This small animal practice was owned and operated by two partners in their mid 30’s. The partners were classmates at veterinary school who met and eventually married. The practice had been in operation for almost 30 years and they had owned the practice for 6 years.
Approximately one year after graduation, these two young veterinarians borrowed $1,600,000 and acquired the practice and real estate. Their payment for the loan was a little over $13,000 per month. After six years of their management, the yearly practice revenue was $1,100,000 and revenue had increased over $100,000 in the past year. After paying the note payments and spending approximately $40,000 per year for building improvements, the owners were collectively taking home approximately $225,000 per year.

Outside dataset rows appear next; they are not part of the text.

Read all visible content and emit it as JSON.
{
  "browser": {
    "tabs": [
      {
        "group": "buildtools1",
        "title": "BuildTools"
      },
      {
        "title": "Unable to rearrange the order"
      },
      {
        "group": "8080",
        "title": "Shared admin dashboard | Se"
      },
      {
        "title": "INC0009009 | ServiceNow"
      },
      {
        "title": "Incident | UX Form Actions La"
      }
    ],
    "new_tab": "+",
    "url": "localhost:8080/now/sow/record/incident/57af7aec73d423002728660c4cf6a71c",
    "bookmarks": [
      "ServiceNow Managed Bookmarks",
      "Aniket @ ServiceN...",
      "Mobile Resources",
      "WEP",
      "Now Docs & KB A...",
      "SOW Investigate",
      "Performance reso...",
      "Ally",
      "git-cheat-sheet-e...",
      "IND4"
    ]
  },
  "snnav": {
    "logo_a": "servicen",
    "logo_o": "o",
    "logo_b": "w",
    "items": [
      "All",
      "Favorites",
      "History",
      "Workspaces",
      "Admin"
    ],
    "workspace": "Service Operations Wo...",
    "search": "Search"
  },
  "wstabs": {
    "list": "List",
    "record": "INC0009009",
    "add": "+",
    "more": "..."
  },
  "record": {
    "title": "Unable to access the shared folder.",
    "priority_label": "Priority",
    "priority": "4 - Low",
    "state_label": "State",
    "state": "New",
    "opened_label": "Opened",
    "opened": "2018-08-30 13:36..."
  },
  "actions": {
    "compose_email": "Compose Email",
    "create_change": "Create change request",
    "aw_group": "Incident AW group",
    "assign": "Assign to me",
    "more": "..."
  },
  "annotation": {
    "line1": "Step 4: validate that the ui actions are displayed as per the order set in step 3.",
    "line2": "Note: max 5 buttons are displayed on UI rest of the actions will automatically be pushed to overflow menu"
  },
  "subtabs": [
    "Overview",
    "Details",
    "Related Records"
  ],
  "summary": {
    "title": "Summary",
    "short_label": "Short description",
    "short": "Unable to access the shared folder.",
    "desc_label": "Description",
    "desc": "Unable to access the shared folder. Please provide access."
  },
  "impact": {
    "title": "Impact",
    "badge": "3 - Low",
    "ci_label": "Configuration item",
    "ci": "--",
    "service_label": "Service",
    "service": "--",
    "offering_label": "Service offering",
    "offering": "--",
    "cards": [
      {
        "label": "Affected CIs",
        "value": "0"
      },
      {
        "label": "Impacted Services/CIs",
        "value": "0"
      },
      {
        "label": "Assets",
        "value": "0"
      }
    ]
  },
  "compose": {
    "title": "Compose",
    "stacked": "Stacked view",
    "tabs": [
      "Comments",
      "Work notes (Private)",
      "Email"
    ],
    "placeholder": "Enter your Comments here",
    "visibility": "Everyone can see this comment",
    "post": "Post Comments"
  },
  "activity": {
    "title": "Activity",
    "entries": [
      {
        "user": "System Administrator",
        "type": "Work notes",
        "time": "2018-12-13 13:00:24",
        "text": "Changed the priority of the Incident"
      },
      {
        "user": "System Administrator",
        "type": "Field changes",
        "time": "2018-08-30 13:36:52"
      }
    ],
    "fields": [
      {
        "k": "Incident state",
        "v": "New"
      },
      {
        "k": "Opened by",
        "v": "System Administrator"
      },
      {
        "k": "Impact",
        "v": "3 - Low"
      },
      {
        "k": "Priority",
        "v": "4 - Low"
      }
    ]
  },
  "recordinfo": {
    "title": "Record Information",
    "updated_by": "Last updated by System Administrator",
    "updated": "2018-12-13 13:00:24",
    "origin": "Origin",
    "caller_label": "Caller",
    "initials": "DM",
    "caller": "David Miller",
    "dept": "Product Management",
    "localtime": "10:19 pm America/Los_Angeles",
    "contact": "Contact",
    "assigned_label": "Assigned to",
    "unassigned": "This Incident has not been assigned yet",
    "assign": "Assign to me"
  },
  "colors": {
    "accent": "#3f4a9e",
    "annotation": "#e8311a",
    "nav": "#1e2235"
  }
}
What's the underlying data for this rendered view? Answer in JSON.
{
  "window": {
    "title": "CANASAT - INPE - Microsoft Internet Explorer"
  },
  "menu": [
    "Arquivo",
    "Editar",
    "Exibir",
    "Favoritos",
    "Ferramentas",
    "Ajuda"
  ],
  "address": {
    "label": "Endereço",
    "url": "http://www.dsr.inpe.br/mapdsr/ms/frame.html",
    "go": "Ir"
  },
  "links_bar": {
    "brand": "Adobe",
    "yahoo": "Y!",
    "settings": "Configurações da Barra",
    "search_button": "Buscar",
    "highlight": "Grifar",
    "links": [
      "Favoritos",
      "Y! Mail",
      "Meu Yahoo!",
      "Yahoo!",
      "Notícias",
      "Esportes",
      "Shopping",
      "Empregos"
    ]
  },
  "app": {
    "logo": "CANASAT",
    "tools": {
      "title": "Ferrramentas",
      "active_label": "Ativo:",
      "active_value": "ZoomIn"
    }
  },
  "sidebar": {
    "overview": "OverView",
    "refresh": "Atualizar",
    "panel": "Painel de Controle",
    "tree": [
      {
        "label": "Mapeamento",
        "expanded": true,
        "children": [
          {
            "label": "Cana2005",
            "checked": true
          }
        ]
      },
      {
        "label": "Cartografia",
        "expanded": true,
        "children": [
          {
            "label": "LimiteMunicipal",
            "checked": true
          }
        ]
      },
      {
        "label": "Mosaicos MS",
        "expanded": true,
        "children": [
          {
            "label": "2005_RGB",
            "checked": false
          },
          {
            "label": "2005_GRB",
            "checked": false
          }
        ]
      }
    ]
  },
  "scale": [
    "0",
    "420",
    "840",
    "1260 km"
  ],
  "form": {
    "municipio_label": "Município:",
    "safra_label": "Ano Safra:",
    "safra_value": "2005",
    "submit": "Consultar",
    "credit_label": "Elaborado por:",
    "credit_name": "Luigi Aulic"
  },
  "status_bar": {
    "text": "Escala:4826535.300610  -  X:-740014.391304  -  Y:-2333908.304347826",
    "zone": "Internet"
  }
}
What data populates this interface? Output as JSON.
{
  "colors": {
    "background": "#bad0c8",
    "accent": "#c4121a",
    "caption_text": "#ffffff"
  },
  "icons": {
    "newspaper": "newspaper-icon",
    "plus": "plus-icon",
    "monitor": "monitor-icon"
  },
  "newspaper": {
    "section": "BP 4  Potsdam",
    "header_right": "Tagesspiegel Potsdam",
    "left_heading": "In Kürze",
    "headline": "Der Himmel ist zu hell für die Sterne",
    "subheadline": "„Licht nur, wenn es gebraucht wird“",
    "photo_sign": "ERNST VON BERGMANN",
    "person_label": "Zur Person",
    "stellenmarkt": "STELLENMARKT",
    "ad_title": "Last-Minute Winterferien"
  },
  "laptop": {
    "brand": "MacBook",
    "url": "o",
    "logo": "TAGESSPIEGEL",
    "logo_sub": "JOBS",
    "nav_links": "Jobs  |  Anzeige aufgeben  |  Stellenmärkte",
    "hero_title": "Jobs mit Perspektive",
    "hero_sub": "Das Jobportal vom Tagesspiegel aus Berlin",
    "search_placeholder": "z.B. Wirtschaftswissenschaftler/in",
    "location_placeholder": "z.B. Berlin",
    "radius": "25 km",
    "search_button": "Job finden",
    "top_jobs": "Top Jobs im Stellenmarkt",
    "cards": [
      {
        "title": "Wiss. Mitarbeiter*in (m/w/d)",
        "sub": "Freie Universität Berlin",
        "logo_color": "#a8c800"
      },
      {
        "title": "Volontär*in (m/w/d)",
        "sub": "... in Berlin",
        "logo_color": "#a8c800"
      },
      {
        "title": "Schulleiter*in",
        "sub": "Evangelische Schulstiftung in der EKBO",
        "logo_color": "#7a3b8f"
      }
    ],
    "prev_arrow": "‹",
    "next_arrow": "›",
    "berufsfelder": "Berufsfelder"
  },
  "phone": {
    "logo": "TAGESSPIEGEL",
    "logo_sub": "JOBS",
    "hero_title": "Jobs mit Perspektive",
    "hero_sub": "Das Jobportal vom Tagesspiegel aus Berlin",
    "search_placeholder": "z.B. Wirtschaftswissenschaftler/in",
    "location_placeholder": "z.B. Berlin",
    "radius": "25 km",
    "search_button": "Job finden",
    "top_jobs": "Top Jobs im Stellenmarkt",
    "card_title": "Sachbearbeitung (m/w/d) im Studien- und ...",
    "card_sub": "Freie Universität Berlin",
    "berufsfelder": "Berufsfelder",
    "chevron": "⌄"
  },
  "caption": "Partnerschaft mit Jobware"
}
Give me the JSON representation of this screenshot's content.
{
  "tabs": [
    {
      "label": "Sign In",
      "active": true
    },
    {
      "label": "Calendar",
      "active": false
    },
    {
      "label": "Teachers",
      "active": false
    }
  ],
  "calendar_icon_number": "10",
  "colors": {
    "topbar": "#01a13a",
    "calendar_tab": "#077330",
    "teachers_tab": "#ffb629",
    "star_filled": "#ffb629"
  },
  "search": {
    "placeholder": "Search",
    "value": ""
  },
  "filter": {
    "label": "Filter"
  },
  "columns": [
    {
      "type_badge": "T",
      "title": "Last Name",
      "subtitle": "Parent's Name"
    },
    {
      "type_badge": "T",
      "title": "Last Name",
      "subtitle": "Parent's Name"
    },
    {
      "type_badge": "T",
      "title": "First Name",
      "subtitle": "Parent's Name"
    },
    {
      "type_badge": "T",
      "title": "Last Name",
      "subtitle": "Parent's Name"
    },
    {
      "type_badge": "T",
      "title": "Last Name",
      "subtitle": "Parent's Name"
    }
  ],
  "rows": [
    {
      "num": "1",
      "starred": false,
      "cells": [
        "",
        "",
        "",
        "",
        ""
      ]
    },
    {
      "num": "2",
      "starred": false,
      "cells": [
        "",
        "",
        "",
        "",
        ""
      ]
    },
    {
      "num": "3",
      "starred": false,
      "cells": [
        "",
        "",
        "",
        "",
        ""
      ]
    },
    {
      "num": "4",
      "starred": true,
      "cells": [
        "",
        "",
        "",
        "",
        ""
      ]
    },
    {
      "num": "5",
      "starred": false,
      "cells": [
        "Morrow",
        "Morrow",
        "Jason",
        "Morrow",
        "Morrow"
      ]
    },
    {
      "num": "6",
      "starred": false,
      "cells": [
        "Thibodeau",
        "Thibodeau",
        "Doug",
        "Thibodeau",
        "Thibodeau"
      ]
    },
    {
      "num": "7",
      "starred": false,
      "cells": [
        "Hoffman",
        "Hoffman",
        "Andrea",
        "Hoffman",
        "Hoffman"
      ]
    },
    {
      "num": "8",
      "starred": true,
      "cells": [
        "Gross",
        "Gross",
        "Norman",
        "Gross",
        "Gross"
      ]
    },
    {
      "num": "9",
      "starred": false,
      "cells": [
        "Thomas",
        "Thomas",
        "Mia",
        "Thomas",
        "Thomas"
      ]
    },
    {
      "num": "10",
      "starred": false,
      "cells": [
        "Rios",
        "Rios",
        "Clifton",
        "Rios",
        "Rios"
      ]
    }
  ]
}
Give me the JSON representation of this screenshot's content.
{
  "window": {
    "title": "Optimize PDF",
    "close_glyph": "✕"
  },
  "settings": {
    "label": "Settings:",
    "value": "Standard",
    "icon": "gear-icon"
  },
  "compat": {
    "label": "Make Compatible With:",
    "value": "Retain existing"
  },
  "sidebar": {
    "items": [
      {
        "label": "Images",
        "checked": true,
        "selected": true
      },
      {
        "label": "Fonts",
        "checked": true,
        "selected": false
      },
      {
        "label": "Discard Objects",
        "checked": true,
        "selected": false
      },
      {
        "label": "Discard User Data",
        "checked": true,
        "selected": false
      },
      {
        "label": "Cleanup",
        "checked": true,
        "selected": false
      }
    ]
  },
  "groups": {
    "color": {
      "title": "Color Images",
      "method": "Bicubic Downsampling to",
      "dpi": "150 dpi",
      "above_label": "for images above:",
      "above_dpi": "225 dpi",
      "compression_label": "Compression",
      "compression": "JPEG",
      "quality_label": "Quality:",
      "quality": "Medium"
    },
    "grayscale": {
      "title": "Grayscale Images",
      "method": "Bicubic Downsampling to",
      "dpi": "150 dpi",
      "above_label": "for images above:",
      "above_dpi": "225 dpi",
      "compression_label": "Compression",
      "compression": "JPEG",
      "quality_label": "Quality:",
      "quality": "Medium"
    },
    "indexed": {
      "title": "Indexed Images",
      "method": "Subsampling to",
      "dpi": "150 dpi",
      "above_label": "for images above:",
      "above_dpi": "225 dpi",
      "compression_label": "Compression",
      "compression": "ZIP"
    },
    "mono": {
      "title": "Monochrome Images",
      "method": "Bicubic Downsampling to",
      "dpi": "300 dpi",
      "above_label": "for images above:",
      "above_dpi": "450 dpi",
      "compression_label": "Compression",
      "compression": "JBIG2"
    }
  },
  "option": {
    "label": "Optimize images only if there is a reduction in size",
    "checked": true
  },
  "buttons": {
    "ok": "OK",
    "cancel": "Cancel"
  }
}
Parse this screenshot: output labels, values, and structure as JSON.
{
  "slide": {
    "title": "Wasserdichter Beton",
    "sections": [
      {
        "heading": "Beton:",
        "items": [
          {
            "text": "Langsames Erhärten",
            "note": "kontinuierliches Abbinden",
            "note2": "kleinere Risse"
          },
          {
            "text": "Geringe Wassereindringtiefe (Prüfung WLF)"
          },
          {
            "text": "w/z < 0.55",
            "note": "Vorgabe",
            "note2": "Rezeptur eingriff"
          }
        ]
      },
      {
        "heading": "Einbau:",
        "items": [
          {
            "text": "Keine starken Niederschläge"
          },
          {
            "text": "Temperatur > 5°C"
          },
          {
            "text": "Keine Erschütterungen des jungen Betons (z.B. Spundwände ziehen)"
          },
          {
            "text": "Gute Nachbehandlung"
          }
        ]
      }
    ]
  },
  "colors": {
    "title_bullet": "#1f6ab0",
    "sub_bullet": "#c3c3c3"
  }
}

While owning the practice, their family had grown and they now had several children. Not wanting someone else to rear their children, one parent stayed home with the children each day. The practice was open six days per week. He worked four days and she worked the other two. They rarely had time together. The lack of family time along with the huge debt and large monthly payments became unsustainable. They came to the conclusion that they needed to sell their practice, get out of debt and improve their family life.